TCO on the server is great and all, but where's the workstation?
Great TCO on a server is one thing. Where's the fully compatible, if a bit slower, $200 impulse buy desktop? Where's the $400 low-end laptop? Where is the $3000 professional workstation version? One of the reasons x86_64 is a server hit is because code for it can be banged together and sanity tested on any number of other, cheaper systems. The final performance tweaks might need access to actual server hardware.

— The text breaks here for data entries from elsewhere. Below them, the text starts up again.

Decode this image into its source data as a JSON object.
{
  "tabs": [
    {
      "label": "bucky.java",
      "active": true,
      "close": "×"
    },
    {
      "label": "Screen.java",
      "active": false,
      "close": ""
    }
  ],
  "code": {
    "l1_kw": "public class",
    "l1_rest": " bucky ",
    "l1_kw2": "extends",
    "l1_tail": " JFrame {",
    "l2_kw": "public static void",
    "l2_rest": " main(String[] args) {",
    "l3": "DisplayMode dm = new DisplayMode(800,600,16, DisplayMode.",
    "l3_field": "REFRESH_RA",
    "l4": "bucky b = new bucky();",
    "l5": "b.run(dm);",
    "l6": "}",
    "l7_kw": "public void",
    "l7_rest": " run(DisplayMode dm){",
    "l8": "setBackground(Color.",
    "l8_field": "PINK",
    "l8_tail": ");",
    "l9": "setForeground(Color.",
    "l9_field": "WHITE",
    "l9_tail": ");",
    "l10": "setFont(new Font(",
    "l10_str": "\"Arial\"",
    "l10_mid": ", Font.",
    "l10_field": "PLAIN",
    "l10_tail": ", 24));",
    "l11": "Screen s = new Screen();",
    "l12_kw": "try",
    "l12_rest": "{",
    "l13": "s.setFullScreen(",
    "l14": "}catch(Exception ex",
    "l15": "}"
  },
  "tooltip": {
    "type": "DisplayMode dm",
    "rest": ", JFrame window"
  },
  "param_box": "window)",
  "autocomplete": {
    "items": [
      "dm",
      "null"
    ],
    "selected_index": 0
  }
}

With lots of development in Python, Java, Clojure, Perl, Ruby, et al being a Linux box is nearly sufficient. Even then, though, if there's no C or C++ library to call from those languages then you'll be porting those libs or coding around them, and spending a bunch on programmer salaries in the process. If IBM wants to make IBM great the way IBM previously made IBM great, they need to intentionally do what they did accidentally the first time: align a desktop architecture with what they want to sell in entry-to-mid tier racked servers.